The importance of drama and performance arts in the development of children can never be overstated. Not only do these activities foster creativity and self-expression, but they also help in building confidence, improving communication skills, and honing the ability to collaborate with others. Teach Starter, an innovative resource platform for educators, shines a light on how to integrate drama games into the learning environments of kids aged 9 to 12.
Engaging children in years 4 through 7 through drama games is a delightful way to enhance their educational experience. These activities are not just fun but are also pedagogical tools that contribute significantly to students’ cognitive and social development. Practicing drama games aids in improving concentration, understanding emotions, and facilitating better expression, all while providing children with much-needed physical activity.
At the heart of Teach Starter’s mission is the realization that every child possesses innate creativity that only needs the right nudge to flourish. Drama games are one such nudge. By involving children in various dramatic scenarios and role-play activities, teachers can provide a safe and supportive environment where students can step out of their comfort zones and try out new roles, experiment with different emotions, and navigate complex social situations.
Teach Starter’s blog presents an array of drama activities suitable for children in years 4-7. These games range from story-based improvisation exercises that trigger imagination to mime routines that emphasize body language and facial expressions.
Whether it’s playing ‘Character Charades’ to guess characters based on actions or ‘Emotion Party’ where kids portray different emotions as if at a party, each game targets specific skills. While ‘Charades’ may focus on gestural communication, ‘Emotion Party’ hones empathetic understanding by having children walk in someone else’s emotional shoes.
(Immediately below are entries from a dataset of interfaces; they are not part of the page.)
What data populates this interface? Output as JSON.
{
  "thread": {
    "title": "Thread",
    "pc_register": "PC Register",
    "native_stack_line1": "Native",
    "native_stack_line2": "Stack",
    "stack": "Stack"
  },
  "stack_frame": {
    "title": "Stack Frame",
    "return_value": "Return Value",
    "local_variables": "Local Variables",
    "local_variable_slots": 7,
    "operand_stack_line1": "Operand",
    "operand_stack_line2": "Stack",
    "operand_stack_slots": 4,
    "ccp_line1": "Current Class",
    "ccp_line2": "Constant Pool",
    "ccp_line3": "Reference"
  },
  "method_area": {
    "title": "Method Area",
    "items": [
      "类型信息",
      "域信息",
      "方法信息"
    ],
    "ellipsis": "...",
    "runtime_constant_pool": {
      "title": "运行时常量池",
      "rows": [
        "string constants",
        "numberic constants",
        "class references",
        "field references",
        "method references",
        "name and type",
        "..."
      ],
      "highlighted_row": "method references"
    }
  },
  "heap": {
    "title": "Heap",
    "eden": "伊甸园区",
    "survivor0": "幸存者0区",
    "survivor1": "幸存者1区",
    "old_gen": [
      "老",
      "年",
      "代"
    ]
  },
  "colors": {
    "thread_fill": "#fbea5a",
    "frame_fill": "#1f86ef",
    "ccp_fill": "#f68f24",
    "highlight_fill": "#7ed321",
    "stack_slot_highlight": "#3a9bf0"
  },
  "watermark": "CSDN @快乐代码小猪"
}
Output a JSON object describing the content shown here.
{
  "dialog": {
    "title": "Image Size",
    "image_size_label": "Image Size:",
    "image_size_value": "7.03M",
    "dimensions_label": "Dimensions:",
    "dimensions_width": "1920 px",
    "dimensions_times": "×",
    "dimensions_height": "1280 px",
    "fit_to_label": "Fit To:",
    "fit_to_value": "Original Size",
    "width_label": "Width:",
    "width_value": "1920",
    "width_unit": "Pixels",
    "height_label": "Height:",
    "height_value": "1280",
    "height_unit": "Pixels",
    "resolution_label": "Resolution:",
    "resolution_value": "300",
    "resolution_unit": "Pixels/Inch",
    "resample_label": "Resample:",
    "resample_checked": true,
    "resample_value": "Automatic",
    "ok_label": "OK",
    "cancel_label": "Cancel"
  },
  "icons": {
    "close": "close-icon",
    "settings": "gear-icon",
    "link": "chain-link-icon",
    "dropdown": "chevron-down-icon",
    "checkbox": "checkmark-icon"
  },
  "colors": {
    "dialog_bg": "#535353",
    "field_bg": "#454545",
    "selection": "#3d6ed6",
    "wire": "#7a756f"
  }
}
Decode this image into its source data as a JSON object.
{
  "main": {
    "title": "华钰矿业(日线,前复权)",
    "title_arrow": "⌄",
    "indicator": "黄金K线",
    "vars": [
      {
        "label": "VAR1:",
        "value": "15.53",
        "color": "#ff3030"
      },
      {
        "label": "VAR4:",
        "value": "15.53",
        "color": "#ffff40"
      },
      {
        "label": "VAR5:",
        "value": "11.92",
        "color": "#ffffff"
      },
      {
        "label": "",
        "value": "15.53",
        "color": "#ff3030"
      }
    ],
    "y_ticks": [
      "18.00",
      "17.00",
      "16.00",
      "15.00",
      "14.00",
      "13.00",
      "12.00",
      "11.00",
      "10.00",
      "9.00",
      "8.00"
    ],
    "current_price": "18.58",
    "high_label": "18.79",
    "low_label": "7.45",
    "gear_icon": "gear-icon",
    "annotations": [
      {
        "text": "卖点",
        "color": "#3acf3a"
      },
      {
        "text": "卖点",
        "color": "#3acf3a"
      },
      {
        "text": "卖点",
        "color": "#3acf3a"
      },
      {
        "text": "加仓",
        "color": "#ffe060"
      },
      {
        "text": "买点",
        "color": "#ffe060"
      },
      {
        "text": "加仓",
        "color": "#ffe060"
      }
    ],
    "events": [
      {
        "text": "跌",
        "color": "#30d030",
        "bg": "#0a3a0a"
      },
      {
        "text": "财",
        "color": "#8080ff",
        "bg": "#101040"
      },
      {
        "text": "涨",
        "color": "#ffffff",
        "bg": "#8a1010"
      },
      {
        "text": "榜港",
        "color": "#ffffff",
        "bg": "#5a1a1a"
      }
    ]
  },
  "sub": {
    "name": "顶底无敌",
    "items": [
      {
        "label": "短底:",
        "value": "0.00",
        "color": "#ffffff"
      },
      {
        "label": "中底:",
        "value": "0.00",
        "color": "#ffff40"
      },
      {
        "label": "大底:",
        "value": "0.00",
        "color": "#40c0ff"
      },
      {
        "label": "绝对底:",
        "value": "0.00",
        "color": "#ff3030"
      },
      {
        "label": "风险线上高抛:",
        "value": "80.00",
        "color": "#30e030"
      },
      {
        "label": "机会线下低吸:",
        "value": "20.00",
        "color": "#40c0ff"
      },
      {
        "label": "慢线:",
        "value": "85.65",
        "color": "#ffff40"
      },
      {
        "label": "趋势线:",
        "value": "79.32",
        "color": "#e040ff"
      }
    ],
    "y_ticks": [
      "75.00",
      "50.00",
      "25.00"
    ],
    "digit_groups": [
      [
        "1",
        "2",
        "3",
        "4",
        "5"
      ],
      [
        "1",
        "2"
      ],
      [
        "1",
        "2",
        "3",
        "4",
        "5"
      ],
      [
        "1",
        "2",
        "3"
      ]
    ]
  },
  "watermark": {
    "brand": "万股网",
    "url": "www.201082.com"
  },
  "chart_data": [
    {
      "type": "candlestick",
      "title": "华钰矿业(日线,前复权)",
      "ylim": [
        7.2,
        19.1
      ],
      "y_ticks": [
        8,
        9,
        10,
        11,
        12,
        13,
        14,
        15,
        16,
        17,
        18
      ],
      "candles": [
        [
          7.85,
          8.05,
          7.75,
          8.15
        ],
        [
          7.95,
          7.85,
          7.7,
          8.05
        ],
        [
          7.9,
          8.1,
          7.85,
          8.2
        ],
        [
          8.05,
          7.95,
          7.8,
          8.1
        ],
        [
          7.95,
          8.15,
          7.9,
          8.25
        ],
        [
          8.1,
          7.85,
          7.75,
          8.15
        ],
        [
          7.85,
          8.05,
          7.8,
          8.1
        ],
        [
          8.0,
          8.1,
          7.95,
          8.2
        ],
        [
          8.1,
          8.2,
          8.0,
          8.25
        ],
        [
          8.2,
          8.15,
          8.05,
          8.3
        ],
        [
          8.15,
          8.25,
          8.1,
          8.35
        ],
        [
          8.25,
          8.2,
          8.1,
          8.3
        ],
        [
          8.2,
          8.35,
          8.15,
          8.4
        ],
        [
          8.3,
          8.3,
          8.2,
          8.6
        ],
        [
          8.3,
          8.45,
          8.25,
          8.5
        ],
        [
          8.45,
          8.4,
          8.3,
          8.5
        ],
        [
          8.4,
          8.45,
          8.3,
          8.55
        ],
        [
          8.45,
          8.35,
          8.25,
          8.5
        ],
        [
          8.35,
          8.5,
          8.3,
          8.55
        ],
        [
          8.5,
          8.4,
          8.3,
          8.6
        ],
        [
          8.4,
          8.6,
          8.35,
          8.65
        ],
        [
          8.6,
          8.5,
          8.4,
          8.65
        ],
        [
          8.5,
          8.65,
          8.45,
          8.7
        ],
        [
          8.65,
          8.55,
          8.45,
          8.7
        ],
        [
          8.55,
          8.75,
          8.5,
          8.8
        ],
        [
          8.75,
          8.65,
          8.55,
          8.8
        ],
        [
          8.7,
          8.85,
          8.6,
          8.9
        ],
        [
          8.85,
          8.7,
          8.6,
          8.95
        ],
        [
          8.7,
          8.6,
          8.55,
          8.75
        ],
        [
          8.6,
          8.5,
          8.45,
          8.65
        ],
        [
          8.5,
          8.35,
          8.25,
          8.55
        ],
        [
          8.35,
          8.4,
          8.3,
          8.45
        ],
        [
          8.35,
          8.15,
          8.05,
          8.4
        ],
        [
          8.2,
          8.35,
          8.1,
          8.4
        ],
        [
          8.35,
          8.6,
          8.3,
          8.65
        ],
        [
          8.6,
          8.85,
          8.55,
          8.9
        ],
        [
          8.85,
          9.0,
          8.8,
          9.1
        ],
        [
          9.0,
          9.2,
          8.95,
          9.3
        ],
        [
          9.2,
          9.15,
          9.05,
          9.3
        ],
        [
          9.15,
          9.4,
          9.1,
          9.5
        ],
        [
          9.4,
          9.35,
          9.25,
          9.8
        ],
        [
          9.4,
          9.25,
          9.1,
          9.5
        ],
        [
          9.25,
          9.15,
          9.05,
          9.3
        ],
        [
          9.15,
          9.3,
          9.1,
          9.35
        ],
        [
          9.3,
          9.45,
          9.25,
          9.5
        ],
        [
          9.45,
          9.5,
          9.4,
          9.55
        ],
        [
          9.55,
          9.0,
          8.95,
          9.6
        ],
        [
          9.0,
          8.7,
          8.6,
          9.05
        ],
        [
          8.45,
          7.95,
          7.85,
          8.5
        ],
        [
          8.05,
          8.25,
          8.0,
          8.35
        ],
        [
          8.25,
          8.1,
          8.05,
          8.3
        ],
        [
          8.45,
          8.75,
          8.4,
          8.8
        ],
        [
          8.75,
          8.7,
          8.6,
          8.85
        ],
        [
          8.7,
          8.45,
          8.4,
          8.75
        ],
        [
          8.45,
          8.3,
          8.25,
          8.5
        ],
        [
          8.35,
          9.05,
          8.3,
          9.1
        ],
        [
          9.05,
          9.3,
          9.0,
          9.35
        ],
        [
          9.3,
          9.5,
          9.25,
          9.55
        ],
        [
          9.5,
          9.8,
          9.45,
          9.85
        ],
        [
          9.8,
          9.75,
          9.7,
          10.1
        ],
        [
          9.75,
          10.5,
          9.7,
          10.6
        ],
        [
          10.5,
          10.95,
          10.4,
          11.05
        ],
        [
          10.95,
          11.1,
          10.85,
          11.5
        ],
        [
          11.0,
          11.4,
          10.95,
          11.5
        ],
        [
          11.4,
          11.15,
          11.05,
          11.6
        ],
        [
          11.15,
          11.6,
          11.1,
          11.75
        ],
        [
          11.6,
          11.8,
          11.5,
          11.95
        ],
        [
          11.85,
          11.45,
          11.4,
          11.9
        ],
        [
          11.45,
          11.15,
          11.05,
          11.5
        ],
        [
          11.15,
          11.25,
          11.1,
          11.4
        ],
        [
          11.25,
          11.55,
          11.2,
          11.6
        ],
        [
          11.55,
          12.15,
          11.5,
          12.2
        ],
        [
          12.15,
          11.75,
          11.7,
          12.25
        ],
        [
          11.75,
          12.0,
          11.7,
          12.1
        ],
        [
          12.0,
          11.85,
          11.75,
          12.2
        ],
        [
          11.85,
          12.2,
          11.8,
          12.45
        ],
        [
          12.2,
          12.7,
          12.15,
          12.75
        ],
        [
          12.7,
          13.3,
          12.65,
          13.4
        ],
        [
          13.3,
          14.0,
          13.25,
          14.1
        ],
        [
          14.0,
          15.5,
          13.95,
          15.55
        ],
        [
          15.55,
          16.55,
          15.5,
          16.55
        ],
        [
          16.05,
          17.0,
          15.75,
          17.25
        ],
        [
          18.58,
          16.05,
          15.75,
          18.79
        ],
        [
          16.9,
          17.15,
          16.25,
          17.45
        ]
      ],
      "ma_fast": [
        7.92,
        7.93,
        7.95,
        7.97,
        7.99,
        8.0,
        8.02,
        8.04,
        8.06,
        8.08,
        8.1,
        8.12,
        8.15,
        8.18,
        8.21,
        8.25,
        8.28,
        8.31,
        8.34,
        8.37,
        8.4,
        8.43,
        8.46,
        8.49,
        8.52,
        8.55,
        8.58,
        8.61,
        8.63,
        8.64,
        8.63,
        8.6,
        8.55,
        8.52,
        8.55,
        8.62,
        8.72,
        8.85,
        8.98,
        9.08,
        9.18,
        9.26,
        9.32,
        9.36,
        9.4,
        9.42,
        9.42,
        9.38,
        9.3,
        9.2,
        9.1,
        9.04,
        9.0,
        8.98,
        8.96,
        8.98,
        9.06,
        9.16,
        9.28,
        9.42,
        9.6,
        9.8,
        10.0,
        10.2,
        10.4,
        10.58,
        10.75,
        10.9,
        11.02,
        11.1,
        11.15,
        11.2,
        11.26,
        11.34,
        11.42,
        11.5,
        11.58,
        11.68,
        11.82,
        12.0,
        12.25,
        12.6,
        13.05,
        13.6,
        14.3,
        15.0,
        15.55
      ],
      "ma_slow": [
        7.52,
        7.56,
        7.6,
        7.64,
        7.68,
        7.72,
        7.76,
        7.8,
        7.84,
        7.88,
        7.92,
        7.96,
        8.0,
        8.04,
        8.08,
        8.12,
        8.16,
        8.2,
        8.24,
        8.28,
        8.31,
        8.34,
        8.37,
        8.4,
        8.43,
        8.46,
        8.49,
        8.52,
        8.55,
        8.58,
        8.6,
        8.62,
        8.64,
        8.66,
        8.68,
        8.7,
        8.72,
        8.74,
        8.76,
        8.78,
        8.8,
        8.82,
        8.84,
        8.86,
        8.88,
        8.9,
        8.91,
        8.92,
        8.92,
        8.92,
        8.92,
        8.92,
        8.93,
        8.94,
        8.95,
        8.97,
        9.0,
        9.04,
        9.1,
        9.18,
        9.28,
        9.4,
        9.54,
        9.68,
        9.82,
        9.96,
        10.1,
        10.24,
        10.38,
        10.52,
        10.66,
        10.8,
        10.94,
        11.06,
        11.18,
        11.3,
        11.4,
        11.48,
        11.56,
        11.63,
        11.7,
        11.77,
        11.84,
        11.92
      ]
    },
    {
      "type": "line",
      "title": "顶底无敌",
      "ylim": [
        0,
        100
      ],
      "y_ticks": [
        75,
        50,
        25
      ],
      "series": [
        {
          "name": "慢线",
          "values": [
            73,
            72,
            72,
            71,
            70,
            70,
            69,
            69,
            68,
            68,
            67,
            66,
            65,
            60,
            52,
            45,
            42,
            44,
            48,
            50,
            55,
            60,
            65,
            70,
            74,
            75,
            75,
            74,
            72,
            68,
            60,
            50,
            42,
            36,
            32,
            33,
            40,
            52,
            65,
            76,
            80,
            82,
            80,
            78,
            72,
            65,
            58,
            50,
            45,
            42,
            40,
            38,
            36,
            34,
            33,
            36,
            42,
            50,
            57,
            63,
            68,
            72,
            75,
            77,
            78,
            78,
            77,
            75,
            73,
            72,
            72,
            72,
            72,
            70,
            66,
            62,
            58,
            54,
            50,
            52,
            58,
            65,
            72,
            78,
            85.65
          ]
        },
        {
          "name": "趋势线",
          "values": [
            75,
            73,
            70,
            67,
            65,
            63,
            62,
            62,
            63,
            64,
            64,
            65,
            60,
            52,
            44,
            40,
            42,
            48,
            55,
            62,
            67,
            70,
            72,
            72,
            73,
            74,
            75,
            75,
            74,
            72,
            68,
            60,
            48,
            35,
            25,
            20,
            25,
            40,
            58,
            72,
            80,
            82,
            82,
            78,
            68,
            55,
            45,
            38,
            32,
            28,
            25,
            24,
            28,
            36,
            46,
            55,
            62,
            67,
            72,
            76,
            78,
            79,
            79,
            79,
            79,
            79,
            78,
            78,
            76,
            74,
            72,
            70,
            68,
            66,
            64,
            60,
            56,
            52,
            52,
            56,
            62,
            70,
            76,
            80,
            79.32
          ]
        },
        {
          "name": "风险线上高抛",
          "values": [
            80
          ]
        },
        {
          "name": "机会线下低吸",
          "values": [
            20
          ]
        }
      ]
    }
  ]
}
Some activities outlined by Teach Starter include:
– “Freeze Frame,” which involves creating a tableau or still image to represent a scene.
– “Alphabet Conversation,” encouraging creative dialogue where each sentence starts with the subsequent letter of the alphabet.
– “Park Bench,” an improvisational game where one player sits on an imaginary park bench as different characters approach them.
Integrating these drama games into teaching is straightforward – they require little preparation or materials and can be played within classroom constraints. Teachers are thus empowered to include these exercises seamlessly into lesson plans, enhancing student engagement without disrupting academic goals.
In conclusion, Teach Starter’s featured collection of drama games for kids aged 9-12 offers a treasure trove of benefits. Through play-based learning, students develop vital life skills crucial for personal growth and success beyond academia. As they leap into various roles and scenarios within drama games, they learn teamwork, emotion management, problem-solving skills – all while having a blast!
It is pivotal for education systems globally to recognize the transformative potential of drama in childhood education. Teach Starter’s dedication to amalgamating learning with creative play heralds a progressive step towards enriching children’s lives both within and outside school walls.